Currently, research is exempt from VAT when it is grant funded, or because it is being supplied between ‘eligible’ bodies including charities, universities and government departments.  We were concerned that proposed changes would render some parts of  a charity’s  grant subject to VAT, increasing costs.

HMRC have now clarified that these grants should remain exempt from VAT.

What have HMRC said?

Where a funder is providing a grant to one institution, and payment is being made to co-investigators at another institution, this part of the grant would STILL be viewed as ‘outside the scope’ of VAT, providing that there is no benefit to the first institution. Previously we were concerned that these payments to other institutions would be seen as subject to VAT, so increasing the overall costs of the grant.

HMRC have said:

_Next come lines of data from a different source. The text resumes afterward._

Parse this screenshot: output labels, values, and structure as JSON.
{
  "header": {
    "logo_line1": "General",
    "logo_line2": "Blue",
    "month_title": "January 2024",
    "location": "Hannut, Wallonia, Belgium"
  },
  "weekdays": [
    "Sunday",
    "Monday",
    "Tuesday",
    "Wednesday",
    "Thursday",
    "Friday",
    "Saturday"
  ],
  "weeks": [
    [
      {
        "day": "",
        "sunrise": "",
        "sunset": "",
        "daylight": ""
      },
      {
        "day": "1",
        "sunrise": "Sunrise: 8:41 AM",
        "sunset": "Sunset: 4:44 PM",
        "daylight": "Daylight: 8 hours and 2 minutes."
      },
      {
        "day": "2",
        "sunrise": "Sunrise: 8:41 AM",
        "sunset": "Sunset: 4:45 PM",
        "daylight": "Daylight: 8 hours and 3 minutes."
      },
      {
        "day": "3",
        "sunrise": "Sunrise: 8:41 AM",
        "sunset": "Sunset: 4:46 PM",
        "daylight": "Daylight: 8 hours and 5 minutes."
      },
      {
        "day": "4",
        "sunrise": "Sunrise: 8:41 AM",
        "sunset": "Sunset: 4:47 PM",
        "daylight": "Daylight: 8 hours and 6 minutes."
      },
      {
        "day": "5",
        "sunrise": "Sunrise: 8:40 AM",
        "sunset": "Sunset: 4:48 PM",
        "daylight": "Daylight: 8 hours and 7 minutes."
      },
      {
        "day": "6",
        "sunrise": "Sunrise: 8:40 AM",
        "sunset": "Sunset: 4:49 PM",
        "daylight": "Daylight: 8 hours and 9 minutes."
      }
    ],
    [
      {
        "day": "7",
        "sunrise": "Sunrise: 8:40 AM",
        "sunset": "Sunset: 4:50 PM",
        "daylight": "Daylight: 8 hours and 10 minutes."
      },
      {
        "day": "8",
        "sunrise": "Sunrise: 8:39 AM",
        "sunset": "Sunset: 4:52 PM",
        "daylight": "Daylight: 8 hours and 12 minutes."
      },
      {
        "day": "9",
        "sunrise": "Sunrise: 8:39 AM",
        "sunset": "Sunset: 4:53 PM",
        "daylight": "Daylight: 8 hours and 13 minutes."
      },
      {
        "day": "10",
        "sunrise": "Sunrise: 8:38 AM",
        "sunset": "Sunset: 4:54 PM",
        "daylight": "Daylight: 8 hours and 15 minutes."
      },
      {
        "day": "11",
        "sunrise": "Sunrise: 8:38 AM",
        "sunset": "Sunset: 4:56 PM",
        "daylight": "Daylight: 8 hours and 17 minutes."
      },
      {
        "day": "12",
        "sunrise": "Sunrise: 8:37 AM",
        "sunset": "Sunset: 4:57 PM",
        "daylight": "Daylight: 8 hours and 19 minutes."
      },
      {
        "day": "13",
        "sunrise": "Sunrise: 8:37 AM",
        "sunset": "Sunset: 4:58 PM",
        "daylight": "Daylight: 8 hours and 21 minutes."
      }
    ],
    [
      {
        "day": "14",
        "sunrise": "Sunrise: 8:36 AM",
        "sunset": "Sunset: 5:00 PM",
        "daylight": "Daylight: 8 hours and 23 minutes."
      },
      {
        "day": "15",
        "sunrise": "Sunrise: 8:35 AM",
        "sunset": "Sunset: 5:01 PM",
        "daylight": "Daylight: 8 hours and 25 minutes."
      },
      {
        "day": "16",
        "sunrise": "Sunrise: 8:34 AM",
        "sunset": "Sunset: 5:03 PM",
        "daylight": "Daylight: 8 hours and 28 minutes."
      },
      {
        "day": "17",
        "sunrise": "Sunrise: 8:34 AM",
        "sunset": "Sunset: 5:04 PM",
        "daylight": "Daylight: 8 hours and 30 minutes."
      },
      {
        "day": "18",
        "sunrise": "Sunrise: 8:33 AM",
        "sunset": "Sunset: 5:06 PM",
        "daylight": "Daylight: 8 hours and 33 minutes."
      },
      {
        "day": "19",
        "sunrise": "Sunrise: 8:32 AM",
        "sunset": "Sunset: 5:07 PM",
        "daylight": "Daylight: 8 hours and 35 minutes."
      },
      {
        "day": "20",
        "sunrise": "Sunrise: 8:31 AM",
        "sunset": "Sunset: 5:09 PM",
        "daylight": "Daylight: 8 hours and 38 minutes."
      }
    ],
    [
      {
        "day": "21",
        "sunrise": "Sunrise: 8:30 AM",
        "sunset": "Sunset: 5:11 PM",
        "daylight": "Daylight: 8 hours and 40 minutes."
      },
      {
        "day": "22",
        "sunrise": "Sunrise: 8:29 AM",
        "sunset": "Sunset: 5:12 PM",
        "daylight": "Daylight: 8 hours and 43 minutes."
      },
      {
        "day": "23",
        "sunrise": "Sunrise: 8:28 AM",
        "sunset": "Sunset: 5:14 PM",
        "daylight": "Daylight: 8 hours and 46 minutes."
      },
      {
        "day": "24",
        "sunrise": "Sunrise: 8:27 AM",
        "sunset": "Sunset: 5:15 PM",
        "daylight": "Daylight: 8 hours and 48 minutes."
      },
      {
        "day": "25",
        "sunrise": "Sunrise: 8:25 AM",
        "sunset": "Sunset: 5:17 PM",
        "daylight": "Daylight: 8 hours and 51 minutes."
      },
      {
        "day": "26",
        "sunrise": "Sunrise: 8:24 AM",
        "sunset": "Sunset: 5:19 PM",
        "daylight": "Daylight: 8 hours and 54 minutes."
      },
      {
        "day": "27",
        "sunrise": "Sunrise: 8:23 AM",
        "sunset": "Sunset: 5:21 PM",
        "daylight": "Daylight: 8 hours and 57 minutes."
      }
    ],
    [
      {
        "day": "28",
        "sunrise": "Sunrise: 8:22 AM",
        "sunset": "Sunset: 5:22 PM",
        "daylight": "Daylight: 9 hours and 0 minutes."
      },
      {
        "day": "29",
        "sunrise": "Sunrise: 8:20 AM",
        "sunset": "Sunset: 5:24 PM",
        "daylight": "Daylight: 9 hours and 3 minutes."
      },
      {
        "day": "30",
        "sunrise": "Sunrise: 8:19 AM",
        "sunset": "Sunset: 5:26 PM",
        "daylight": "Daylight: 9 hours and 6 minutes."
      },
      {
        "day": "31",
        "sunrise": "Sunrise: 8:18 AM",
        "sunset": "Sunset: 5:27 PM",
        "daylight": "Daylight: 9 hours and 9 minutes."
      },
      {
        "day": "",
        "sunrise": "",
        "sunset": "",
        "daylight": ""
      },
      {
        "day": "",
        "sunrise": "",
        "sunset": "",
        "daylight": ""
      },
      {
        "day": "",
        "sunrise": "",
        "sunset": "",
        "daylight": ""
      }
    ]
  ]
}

If the funding is provided by the public sector (e.g. government, government departments and research councils) “for the public good” then the funding is not consideration for any supply by the person receiving the funding; it is outside the scope of VAT.

We would also consider that where the funding flows through one named party (A) and they purely act as a conduit passing on the funds, this would also be outside the scope, providing that there is no benefit to A. This would include “collaborative” agreements where all parties to the grant are named.

Although each case will have to be considered in light of the agreement/contract, these clarifications mean that the vast majority of research funded by AMRC members would still be out of scope for VAT, and there would be little impact on our ability to fund from the HMRC’s proposed changes to withdraw the ‘exempt’ category.

What does this mean for charities?

This is great news, as we can now be assured that the changes in VAT exemptions will have minor impact on the research we fund.

What is AMRC doing?

AMRC will be responding to HMRC’s consultation based on this understanding. While the economic impact of the changes are less, we are still concerned that that some of the language is unclear and open to interpretation.

Thank you to all of our members who have provided information, which has been very helpful to demonstrate the issue and will inform our final response to the consultation.

Posted in: Policy, Research